Eddy Turn's grandfather carved Pete Puffin to look like birds he saw in Alaska, but Pete lives on land in Maine, securely tucked under his friend Eddy's arm. Pete's calm life is churned up when Eddy's family takes an Alaskan cruise and Pete falls off the ship.
Along the way, readers will learn all about marine ecosystems and the interrelations among currents, ocean health and the marine food chain.
Pete Puffin's tales are accompanied by flip-over postcards from Eddy to his grandfather, adding a fun interactive feature and an additional layer to the story.
Pete Puffin himself is an endearing narrator, sure to charm readers with his tales of his adventure.
"Sometimes I'd think, 'I'm Pete Puffin, a sea bird. My natural home is water,' and I would feel brave. Then I'd think, 'Oh, I'm just a little wooden toy. I miss Eddy and Ted!' and I'd feel very down."
Pete's story is inspired by 28,800 bathtub toys - yellow ducks, blue turtles, green frogs and red beavers - who took their own wild rides when a cargo ship lost twelve containers of toys in a fierce North Pacific storm in 1992. These toys are still being found washed up on beaches throughout the North Pacific, including Alaska.

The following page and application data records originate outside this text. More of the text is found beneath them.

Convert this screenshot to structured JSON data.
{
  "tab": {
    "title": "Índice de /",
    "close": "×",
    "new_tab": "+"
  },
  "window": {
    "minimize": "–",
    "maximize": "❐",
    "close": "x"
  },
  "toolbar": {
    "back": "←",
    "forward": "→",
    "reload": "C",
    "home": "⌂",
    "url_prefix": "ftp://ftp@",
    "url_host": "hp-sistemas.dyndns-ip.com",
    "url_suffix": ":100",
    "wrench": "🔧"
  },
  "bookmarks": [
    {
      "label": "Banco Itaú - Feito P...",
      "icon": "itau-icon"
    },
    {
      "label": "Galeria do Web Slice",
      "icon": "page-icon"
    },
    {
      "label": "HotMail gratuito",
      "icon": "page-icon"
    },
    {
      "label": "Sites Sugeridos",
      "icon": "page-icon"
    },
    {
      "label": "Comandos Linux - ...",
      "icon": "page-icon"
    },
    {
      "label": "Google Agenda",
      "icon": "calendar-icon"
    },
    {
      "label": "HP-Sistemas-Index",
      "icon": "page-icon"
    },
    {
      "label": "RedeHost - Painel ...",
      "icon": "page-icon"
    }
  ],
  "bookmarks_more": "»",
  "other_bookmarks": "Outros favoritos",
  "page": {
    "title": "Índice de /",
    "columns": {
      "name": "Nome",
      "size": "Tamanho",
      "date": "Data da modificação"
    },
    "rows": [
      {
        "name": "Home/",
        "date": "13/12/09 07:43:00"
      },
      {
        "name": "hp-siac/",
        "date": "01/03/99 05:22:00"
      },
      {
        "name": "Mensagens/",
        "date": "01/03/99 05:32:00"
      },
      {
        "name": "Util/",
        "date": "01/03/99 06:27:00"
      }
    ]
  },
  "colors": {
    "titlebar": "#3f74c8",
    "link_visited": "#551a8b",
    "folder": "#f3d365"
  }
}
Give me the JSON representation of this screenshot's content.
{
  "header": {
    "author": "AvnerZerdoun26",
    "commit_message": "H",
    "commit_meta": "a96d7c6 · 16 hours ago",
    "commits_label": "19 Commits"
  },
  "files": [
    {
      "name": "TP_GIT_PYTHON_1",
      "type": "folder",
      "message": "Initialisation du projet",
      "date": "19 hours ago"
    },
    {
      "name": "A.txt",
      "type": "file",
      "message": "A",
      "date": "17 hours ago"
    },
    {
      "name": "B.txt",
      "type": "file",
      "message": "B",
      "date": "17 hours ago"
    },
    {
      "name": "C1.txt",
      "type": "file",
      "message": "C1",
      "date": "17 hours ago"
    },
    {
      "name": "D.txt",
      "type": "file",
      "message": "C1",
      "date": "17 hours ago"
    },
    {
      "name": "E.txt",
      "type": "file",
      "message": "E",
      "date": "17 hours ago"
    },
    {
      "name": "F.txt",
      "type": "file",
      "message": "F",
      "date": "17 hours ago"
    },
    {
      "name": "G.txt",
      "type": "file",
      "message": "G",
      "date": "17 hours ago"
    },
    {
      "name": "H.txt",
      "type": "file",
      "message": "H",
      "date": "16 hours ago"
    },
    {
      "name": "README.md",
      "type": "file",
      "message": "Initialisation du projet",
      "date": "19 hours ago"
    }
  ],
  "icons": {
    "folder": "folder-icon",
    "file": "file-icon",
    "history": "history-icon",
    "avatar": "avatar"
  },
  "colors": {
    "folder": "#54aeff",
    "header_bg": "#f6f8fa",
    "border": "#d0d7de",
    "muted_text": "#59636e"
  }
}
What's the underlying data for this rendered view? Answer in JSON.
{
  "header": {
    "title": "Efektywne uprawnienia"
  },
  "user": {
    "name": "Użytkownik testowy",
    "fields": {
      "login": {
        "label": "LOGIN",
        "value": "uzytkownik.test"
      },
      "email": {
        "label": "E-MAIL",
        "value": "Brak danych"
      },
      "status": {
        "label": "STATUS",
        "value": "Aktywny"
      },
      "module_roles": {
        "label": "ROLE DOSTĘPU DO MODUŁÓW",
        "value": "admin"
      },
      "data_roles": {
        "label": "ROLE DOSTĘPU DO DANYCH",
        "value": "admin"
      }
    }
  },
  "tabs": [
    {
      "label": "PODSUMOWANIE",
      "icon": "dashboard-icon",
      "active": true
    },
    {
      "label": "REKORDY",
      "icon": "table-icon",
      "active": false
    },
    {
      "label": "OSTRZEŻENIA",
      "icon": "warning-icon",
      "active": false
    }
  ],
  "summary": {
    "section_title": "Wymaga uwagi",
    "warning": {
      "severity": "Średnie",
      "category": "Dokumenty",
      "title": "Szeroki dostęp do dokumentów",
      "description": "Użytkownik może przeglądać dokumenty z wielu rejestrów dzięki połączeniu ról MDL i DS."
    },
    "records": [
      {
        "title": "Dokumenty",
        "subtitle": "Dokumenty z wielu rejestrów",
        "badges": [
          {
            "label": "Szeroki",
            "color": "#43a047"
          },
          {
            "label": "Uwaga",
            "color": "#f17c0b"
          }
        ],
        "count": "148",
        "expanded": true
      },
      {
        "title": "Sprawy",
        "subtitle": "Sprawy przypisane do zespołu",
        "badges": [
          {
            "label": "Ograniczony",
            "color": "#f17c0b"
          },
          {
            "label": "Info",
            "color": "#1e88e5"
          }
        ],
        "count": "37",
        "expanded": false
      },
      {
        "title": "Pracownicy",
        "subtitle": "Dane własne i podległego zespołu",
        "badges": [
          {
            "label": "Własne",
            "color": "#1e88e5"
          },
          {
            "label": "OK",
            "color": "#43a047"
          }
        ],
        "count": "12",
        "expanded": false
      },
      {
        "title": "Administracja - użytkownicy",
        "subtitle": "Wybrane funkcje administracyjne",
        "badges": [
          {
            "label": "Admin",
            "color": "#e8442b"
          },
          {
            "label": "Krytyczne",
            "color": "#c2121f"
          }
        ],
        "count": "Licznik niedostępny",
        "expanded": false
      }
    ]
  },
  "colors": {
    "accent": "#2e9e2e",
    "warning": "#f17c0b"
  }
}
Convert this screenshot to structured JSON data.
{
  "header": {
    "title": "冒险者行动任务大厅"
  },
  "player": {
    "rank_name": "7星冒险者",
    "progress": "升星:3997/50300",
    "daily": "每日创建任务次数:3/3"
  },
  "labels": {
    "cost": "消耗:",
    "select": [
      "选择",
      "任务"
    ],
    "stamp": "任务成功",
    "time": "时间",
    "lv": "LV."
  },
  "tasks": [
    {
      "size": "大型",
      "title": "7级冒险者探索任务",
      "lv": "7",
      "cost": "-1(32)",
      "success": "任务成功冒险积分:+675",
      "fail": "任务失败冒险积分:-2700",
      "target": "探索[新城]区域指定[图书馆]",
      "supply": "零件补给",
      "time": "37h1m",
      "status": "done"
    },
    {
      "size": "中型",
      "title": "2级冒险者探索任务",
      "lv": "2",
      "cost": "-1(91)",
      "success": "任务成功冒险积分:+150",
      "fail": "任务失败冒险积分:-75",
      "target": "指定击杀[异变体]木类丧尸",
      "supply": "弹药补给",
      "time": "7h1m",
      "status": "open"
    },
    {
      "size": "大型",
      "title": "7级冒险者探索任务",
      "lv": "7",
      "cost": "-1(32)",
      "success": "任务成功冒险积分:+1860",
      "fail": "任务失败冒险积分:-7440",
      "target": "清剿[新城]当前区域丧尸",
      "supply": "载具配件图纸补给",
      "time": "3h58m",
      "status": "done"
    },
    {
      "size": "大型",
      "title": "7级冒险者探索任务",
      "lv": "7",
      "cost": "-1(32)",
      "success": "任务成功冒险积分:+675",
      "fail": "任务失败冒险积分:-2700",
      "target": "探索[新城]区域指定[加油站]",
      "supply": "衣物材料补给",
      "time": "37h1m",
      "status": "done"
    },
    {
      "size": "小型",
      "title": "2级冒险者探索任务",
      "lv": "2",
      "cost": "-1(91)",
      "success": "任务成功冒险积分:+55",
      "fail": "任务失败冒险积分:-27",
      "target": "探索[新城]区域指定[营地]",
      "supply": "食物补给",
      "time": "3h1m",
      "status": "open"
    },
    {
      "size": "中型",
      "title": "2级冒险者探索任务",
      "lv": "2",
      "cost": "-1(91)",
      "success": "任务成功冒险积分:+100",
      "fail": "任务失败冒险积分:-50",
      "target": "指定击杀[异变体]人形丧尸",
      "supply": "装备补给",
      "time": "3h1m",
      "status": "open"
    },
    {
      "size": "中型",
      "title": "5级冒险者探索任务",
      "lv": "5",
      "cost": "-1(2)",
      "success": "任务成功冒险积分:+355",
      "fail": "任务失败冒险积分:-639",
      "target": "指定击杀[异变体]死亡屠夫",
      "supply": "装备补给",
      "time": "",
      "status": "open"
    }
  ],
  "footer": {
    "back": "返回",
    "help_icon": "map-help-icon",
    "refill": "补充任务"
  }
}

Author Libby Hatton, of Anchorage, previously illustrated the award-winning children's book, "Ballad of the Wild Bear." Her vibrant watercolors in "Pete Puffin" evoke a storm at sea, a vicious polar bear and the snout of a curious seal.
Alaska Geographic is donating copies of "Pete Puffin" to every school and public library in Alaska, thanks to funding support from the Alaska Ocean Observing System. A Pete Puffin-based educational curriculum for teachers is also being developed. Look for it on www.alaskageographic.org.
"Pete Puffin" is available from Hearthside Books and from Alaska Geographic's online bookstore.